While trying to understand the use or meaning of the
fullchain.pem file created by let's encrypt I stumbled upon this post in which
fullchain.pem is explained as:
fullchain.pem is a concatenation of cert.pem and chain.pem in one file. In most servers you’ll specify this file as the certificate, so the entire chain will be send at once. Some clients require you to specify the above two files separate. In that case you won’t need
chain.pem on the other hand is described as
chain.pemcontains the intermediate certificate, the certificate from Let’s Encrypt containing the public key which is “coupled” to the private key which signed your certificate (the one above). This intermediate certificate is required for clients to verify your certificate;
But I have troubles really understanding what this means. By this I mean what exactly is intermediate certificate and where does it come from.
I understand the concept of CA's and the fact that CA issue certificates. I understand that the certificate issued by the CA which is put to use is the end user certificate.
I also understand the chain of trust, where there are intermediate CA between the end user certificate and the root CA.

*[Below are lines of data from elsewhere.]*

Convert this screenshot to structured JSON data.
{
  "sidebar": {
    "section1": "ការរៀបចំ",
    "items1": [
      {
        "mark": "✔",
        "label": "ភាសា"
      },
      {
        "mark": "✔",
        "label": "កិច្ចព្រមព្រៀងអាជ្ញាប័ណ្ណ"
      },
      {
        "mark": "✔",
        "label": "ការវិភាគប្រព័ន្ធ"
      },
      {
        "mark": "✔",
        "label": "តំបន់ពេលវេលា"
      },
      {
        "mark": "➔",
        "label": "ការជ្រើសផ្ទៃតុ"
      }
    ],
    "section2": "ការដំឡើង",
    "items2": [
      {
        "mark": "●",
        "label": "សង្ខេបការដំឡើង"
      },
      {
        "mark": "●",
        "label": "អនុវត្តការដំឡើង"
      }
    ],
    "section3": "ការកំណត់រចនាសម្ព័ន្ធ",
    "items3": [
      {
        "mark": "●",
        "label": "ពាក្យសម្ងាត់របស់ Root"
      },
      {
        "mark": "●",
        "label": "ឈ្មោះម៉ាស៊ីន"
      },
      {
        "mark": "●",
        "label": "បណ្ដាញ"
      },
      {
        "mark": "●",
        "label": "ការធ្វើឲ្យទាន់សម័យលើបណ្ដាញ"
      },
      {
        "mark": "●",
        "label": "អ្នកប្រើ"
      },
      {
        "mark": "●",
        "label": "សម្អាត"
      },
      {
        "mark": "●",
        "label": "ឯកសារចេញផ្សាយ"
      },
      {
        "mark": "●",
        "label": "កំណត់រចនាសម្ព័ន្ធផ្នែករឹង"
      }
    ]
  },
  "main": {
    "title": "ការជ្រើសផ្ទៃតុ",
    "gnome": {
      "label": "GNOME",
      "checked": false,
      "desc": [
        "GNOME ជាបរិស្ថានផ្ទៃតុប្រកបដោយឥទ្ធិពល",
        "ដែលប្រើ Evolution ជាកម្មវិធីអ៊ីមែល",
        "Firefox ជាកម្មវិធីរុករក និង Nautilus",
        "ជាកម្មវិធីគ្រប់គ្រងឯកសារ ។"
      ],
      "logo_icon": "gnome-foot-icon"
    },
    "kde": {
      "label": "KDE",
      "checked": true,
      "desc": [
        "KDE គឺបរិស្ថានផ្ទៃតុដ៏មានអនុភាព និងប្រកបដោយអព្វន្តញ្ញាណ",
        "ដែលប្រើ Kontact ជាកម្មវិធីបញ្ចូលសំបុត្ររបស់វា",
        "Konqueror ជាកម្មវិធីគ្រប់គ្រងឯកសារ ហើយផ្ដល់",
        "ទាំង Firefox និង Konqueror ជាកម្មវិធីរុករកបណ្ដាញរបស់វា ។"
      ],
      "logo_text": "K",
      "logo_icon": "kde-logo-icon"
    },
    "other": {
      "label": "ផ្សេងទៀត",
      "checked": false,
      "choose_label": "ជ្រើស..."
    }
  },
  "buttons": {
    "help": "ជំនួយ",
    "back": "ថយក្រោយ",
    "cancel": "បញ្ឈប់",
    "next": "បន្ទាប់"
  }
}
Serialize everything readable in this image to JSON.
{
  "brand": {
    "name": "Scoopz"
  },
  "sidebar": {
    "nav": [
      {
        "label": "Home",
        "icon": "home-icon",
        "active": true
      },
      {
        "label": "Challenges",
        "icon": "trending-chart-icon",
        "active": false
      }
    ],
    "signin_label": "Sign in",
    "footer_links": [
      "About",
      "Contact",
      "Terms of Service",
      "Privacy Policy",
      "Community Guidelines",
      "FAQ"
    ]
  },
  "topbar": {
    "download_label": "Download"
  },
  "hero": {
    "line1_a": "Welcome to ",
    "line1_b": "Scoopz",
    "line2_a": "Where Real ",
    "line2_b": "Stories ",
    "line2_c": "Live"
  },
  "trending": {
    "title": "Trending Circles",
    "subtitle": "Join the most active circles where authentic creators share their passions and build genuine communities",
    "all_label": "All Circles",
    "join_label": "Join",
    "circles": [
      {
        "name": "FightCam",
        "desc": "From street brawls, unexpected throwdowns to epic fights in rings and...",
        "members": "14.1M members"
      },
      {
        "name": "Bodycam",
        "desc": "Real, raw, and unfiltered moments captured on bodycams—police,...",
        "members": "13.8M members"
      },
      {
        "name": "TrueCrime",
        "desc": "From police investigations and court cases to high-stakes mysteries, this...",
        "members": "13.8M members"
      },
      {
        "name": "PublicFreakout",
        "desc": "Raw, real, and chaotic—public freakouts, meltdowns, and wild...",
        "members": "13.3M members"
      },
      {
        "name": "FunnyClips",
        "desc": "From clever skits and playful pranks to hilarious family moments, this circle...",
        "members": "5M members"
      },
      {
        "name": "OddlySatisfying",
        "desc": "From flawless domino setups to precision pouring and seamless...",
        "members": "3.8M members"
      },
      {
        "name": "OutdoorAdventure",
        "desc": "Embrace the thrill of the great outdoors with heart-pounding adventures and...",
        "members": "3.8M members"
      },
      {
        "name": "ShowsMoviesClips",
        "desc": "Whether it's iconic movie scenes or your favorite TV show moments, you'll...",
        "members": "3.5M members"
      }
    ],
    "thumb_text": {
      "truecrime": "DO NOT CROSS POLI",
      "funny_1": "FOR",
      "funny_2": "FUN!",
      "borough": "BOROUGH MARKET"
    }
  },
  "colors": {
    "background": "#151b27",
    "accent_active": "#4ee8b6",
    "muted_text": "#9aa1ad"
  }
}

What I can't understand is how let's encrypt can know all the possible intermediate CA between the root CA and the end certificate.

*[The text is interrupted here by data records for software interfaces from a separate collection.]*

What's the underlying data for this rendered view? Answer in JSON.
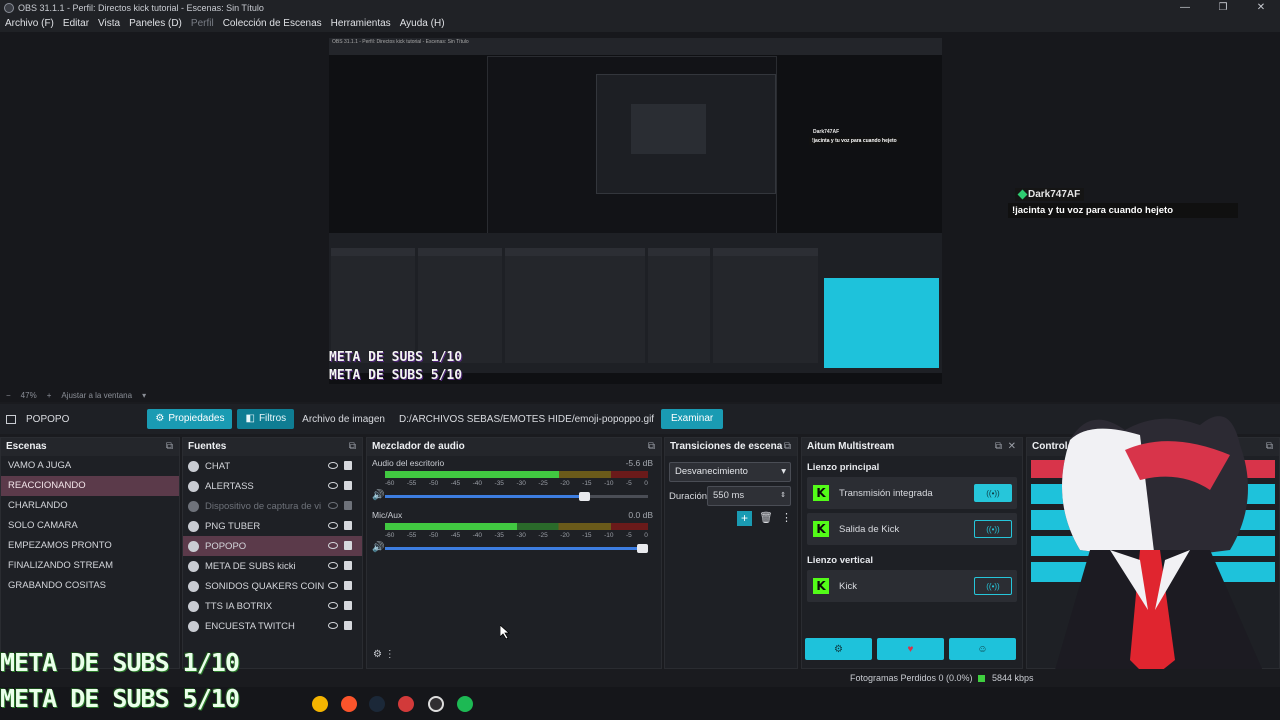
{
  "window": {
    "title": "OBS 31.1.1 - Perfil: Directos kick tutorial - Escenas: Sin Título",
    "minimize": "—",
    "maximize": "❐",
    "close": "✕"
  },
  "menu": [
    "Archivo (F)",
    "Editar",
    "Vista",
    "Paneles (D)",
    "Perfil",
    "Colección de Escenas",
    "Herramientas",
    "Ayuda (H)"
  ],
  "preview": {
    "nested_title": "OBS 31.1.1 - Perfil: Directos kick tutorial - Escenas: Sin Título",
    "meta1": "META DE SUBS 1/10",
    "meta2": "META DE SUBS 5/10",
    "chat_user": "Dark747AF",
    "chat_msg": "!jacinta y tu voz para cuando hejeto"
  },
  "zoombar": {
    "minus": "−",
    "zoom": "47%",
    "plus": "+",
    "fit": "Ajustar a la ventana"
  },
  "source_toolbar": {
    "current_source": "POPOPO",
    "properties": "Propiedades",
    "filters": "Filtros",
    "type_label": "Archivo de imagen",
    "path": "D:/ARCHIVOS SEBAS/EMOTES HIDE/emoji-popoppo.gif",
    "browse": "Examinar"
  },
  "scenes": {
    "title": "Escenas",
    "items": [
      "VAMO A JUGA",
      "REACCIONANDO",
      "CHARLANDO",
      "SOLO CAMARA",
      "EMPEZAMOS PRONTO",
      "FINALIZANDO STREAM",
      "GRABANDO COSITAS"
    ],
    "selected": 1
  },
  "sources": {
    "title": "Fuentes",
    "items": [
      "CHAT",
      "ALERTASS",
      "Dispositivo de captura de vi",
      "PNG TUBER",
      "POPOPO",
      "META DE SUBS kicki",
      "SONIDOS QUAKERS COIN",
      "TTS IA BOTRIX",
      "ENCUESTA TWITCH"
    ]
  },
  "mixer": {
    "title": "Mezclador de audio",
    "channels": [
      {
        "name": "Audio del escritorio",
        "db": "-5.6 dB",
        "level": 0.66,
        "volume": 0.77
      },
      {
        "name": "Mic/Aux",
        "db": "0.0 dB",
        "level": 0.5,
        "volume": 1.0
      }
    ],
    "ticks": [
      "-60",
      "-55",
      "-50",
      "-45",
      "-40",
      "-35",
      "-30",
      "-25",
      "-20",
      "-15",
      "-10",
      "-5",
      "0"
    ]
  },
  "transitions": {
    "title": "Transiciones de escena",
    "selected": "Desvanecimiento",
    "duration_label": "Duración",
    "duration": "550 ms"
  },
  "multistream": {
    "title": "Aitum Multistream",
    "main_label": "Lienzo principal",
    "main_items": [
      "Transmisión integrada",
      "Salida de Kick"
    ],
    "vertical_label": "Lienzo vertical",
    "vertical_items": [
      "Kick"
    ]
  },
  "controls": {
    "title": "Controles"
  },
  "status": {
    "dropped": "Fotogramas Perdidos 0 (0.0%)",
    "bitrate": "5844 kbps"
  },
  "overlay": {
    "meta1": "META DE SUBS 1/10",
    "meta2": "META DE SUBS 5/10"
  },
  "colors": {
    "accent": "#1a9bb3",
    "selected": "#5b3a4a",
    "kick": "#53fc18",
    "toggle": "#26c6da"
  }
}
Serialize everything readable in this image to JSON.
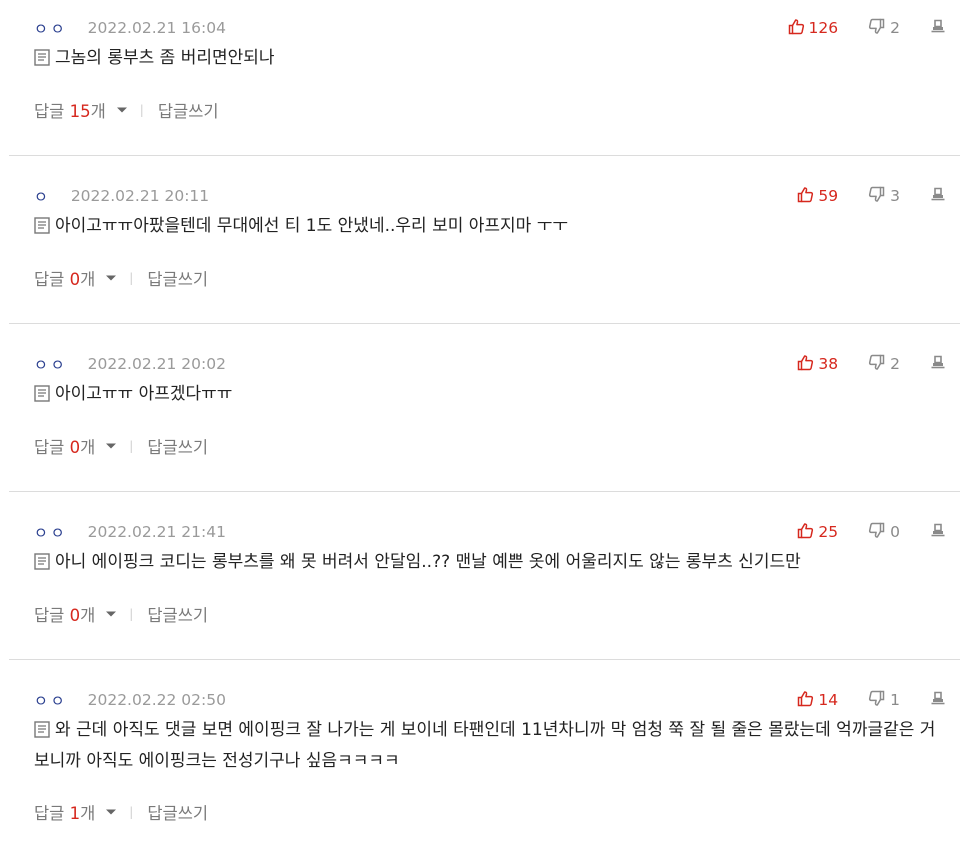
{
  "colors": {
    "accent_red": "#d6281e",
    "nick_blue": "#2a3f8f",
    "meta_gray": "#9a9a9a"
  },
  "icons": {
    "vote_up": "thumbs-up-icon",
    "vote_down": "thumbs-down-icon",
    "report": "report-icon",
    "memo": "memo-icon",
    "expand": "caret-down-icon"
  },
  "labels": {
    "reply_prefix": "답글 ",
    "reply_unit": "개",
    "write_reply": "답글쓰기",
    "separator": "|"
  },
  "comments": [
    {
      "nickname": "ㅇㅇ",
      "datetime": "2022.02.21 16:04",
      "up": "126",
      "down": "2",
      "text": "그놈의 롱부츠 좀 버리면안되나",
      "reply_count": "15"
    },
    {
      "nickname": "ㅇ",
      "datetime": "2022.02.21 20:11",
      "up": "59",
      "down": "3",
      "text": "아이고ㅠㅠ아팠을텐데 무대에선 티 1도 안냈네..우리 보미 아프지마 ㅜㅜ",
      "reply_count": "0"
    },
    {
      "nickname": "ㅇㅇ",
      "datetime": "2022.02.21 20:02",
      "up": "38",
      "down": "2",
      "text": "아이고ㅠㅠ 아프겠다ㅠㅠ",
      "reply_count": "0"
    },
    {
      "nickname": "ㅇㅇ",
      "datetime": "2022.02.21 21:41",
      "up": "25",
      "down": "0",
      "text": "아니 에이핑크 코디는 롱부츠를 왜 못 버려서 안달임..?? 맨날 예쁜 옷에 어울리지도 않는 롱부츠 신기드만",
      "reply_count": "0"
    },
    {
      "nickname": "ㅇㅇ",
      "datetime": "2022.02.22 02:50",
      "up": "14",
      "down": "1",
      "text": "와 근데 아직도 댓글 보면 에이핑크 잘 나가는 게 보이네 타팬인데 11년차니까 막 엄청 쭉 잘 될 줄은 몰랐는데 억까글같은 거 보니까 아직도 에이핑크는 전성기구나 싶음ㅋㅋㅋㅋ",
      "reply_count": "1"
    }
  ]
}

I mean it is possible to know all the CA, that the root CA itself signed. But what if those other CA's created other CA's that ends up issuing the end user certificate, how can this ever be in

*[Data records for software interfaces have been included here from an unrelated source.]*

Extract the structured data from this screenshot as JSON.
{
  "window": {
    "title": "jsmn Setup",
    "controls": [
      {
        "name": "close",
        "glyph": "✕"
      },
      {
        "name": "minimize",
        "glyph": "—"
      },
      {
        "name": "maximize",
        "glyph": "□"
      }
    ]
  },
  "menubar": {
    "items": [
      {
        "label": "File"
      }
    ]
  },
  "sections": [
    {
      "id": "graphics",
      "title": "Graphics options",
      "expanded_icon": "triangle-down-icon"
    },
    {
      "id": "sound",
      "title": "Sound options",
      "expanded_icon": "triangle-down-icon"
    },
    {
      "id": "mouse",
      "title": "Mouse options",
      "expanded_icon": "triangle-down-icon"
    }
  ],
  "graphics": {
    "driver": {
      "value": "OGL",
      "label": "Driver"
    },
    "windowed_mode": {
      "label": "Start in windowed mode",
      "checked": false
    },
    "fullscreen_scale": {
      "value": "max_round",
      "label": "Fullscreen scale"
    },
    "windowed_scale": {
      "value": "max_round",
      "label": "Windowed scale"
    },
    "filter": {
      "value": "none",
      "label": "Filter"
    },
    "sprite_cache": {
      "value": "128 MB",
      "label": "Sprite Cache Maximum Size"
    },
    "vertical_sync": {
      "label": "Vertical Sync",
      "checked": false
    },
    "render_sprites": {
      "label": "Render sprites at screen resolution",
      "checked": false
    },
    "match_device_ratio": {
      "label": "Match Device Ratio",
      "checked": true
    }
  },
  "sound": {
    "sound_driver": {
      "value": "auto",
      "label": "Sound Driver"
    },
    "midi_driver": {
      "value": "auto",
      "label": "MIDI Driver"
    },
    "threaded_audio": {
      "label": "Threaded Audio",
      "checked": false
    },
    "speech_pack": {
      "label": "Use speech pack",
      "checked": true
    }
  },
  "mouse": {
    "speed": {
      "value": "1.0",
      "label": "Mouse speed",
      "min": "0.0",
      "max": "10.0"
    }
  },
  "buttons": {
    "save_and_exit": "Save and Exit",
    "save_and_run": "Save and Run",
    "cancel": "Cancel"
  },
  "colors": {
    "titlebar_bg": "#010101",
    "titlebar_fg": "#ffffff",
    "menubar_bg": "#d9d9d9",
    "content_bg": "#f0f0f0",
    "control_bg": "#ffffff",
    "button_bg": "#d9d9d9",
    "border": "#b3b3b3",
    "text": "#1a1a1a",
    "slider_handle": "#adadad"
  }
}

Which then begs the question, how can those end user certificate's be ever verified, since it seems the full chain of trust, the full intermediate CA is not known in
Anyone kind enough to help me understand the setup? Thanks!